(Records from a dataset)
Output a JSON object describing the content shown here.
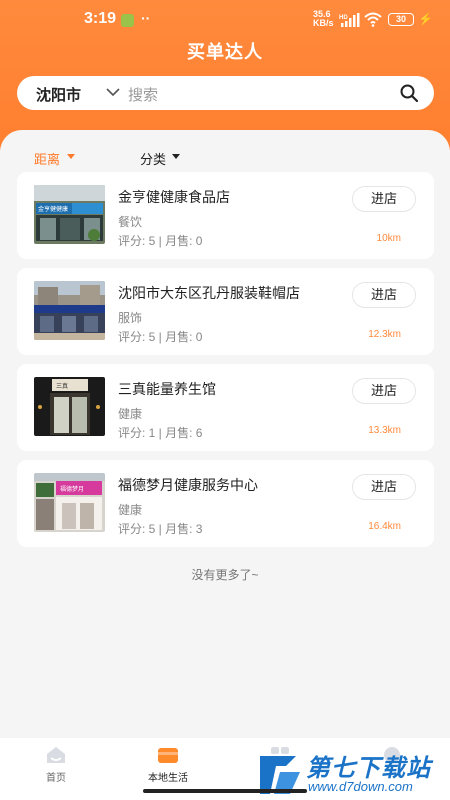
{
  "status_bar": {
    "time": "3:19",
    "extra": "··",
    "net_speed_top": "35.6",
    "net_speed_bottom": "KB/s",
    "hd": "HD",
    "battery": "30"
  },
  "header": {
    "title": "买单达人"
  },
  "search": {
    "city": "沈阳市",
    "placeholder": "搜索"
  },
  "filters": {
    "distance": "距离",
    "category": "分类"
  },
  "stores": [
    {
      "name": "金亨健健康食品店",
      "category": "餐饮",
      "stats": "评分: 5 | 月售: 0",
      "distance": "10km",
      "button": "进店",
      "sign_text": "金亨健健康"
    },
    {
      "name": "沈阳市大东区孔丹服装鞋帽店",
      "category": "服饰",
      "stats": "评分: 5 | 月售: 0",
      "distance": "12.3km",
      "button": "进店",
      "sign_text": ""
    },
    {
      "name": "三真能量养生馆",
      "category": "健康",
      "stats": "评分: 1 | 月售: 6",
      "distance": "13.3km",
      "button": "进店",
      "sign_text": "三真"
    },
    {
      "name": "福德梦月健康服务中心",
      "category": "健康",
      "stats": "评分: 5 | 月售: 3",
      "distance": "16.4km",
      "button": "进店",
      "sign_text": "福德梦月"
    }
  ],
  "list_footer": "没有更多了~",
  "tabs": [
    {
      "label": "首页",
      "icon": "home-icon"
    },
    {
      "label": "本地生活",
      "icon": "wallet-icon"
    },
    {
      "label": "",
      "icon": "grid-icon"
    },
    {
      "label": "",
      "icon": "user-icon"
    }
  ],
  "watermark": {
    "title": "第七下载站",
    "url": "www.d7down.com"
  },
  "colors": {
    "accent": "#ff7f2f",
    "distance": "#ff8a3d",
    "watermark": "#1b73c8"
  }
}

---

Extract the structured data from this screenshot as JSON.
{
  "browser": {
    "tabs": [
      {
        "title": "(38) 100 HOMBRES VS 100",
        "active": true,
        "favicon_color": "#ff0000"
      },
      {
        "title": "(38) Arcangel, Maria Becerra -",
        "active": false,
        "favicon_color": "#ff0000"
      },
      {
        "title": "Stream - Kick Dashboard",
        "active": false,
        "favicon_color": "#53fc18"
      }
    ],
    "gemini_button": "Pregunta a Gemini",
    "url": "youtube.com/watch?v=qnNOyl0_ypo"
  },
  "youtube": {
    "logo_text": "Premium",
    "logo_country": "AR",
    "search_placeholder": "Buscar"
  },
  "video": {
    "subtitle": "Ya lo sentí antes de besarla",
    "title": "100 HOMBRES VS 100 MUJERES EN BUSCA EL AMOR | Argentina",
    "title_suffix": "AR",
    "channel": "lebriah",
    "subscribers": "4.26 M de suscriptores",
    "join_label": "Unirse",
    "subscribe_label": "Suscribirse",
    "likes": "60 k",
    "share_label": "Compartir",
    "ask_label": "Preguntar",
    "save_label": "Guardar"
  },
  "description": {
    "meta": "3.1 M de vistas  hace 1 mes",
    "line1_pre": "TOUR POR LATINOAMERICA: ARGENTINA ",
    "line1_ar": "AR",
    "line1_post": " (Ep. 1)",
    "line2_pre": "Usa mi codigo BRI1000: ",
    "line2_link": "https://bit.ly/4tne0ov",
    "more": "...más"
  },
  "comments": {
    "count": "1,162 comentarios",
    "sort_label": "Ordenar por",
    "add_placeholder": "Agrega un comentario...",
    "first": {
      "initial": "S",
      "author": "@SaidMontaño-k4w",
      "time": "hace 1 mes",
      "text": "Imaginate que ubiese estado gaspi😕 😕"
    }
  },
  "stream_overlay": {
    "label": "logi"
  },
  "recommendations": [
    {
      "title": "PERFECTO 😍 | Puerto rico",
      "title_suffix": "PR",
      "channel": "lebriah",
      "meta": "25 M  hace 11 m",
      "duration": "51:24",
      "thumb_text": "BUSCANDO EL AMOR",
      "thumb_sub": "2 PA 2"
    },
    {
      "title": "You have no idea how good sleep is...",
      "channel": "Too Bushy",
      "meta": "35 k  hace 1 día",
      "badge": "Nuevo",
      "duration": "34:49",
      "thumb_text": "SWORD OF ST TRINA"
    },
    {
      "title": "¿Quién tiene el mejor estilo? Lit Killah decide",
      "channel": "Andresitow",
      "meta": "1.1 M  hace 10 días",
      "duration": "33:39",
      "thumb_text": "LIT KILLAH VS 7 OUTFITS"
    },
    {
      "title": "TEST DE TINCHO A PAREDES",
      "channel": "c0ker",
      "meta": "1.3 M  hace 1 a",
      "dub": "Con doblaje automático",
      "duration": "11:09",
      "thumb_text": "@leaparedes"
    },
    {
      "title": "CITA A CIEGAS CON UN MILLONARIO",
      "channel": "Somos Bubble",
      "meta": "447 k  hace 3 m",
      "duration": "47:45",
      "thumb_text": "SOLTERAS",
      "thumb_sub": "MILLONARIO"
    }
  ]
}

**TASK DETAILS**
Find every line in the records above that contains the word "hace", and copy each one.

**SOLUTION TO THIS PROBLEM**
    "meta": "3.1 M de vistas  hace 1 mes",
      "time": "hace 1 mes",
      "meta": "25 M  hace 11 m",
      "meta": "35 k  hace 1 día",
      "meta": "1.1 M  hace 10 días",
      "meta": "1.3 M  hace 1 a",
      "meta": "447 k  hace 3 m",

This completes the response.